Metro this morning to L’Orangerie, the museum at the west end of the Tuileries where reside Monet’s Nympheas, the huge water lily paintings. We learned they were in fact painted expressly for those oval day-lit galleries.
We had our picnic in the Tuileries sitting in green chairs, at Dad’s request. He has a funny memory of an early morning run-in with an ardent gendarme (who may have been imbibing on the job) who blew his whistle and made Dad put back the green chairs that he had moved to a better spot. We were not hassled today.
Though we had thought we would not brave the Louvre on this trip, we had our museum passes which meant we could skip the lines, and just see a few galleries, and we were glad we did. Botticelli and Botticini, and the Winged Victory. We waved to the Mona Lisa, but bypassed the line to get close to her.
Mum then took a cab home and I made my way to the home-now museum, of Eugene Delacroix, just off the Blvd. St. Germain. We are struck by how all the artists in Paris in the early 1900’s knew and were influenced by and supported each other. Many of the exhibits we saw developed that theme, and their stories really enriched our experience and understanding. I picked up dinner makings on my way home and we ate in. I then went out as I have most evenings, to the local café, Le Comptoire, for a last glass of wine and some internet time. Hard to leave!
Thursday we knew we would be out late so we divided our day. After admiring puppies in the window of a pet shop in our neighborhood, we spent the morning in the Musee D’Orsay. Though Mum has walked MILES in the tunnels and stairways of the Metro, she is 83 after all, so we took advantage of a free wheelchair (chaise roulant–new word) in the bigger museums.

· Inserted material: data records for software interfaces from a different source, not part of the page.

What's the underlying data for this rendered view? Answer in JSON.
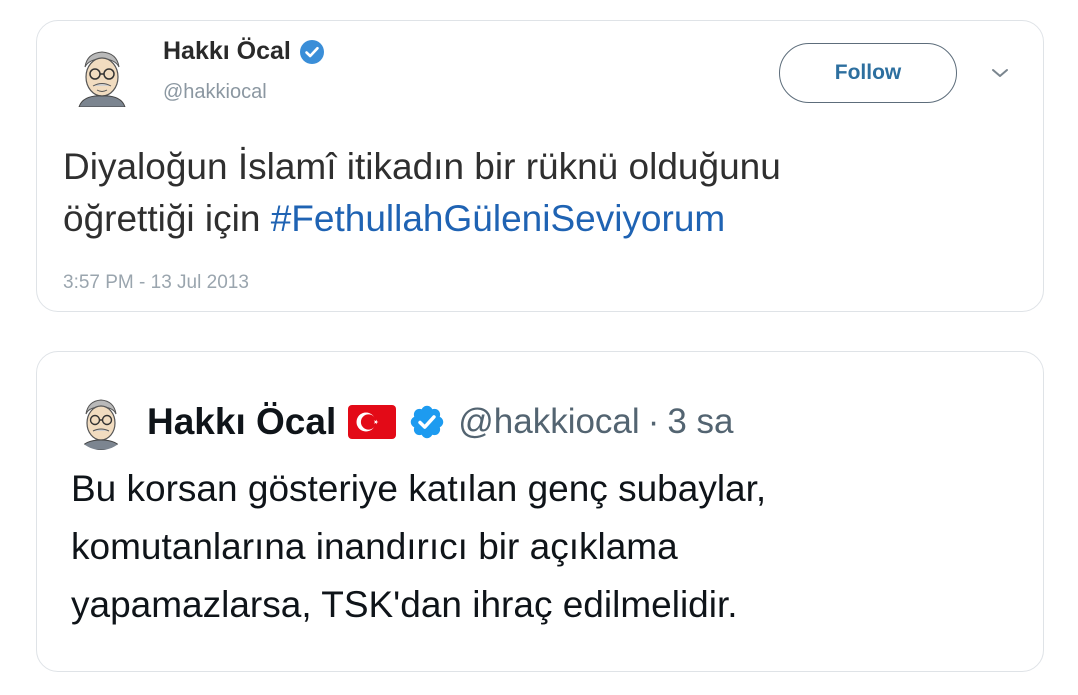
{
  "tweet1": {
    "author_name": "Hakkı Öcal",
    "handle": "@hakkiocal",
    "follow_label": "Follow",
    "text_line1": "Diyaloğun İslamî itikadın bir rüknü olduğunu",
    "text_line2_prefix": "öğrettiği için ",
    "hashtag": "#FethullahGüleniSeviyorum",
    "timestamp": "3:57 PM - 13 Jul 2013",
    "icons": {
      "verified": "verified-badge-icon",
      "more": "chevron-down-icon",
      "avatar": "avatar-caricature"
    }
  },
  "tweet2": {
    "author_name": "Hakkı Öcal",
    "handle": "@hakkiocal",
    "separator": "·",
    "time_ago": "3 sa",
    "text_line1": "Bu korsan gösteriye katılan genç subaylar,",
    "text_line2": "komutanlarına inandırıcı bir açıklama",
    "text_line3": "yapamazlarsa, TSK'dan ihraç edilmelidir.",
    "icons": {
      "flag": "turkey-flag-icon",
      "verified": "verified-badge-icon",
      "avatar": "avatar-caricature"
    }
  },
  "colors": {
    "verified_blue": "#1d9bf0",
    "hashtag_blue": "#1f63b3",
    "flag_red": "#e30a17",
    "card_border": "#dfe3e7"
  }
}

The D’Orsay is a museum created from a beautiful old train station, and to figure out where the wheelchair ramps are is a feat, but doable, and we got special treatment. Degas, Monet, Cezanne, Manet. A special exhibit of Rousseau. Then home for lunch and a nap. Then to the Cluny where hang the Unicorn tapestries, a favorite. From there we walked toward Ile de la Cite, stumbling upon the chapel of St. Severin, where we were treated to the organist practicing Bach! We sat quietly for a long time.

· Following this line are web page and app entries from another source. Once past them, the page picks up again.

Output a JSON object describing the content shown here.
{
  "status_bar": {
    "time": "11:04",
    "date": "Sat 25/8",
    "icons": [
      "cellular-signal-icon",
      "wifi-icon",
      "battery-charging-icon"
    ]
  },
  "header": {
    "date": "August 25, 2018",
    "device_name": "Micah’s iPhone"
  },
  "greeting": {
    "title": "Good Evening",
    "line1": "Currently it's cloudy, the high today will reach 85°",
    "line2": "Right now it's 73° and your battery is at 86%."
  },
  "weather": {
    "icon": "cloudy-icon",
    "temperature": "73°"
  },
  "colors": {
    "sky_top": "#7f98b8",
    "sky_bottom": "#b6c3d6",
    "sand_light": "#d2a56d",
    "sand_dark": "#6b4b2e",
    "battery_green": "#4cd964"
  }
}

Crossing the Petit Pont, greeted at Notre Dame by a carillon of bells at five o’clock. Mum cried! I took her to the Jewish Deportation Memorial at the head of the island, which is centered around a long hallway of 20,000 lights, each one signifying a life sent to the death camps–France’s biggest shame. So moving and respectful. A pedicab got us to St. Chappelle in time for an early music concert that we so looked forward to, and it was astounding, not only beautiful, but in such a place! Dinner and home to bed, glowing.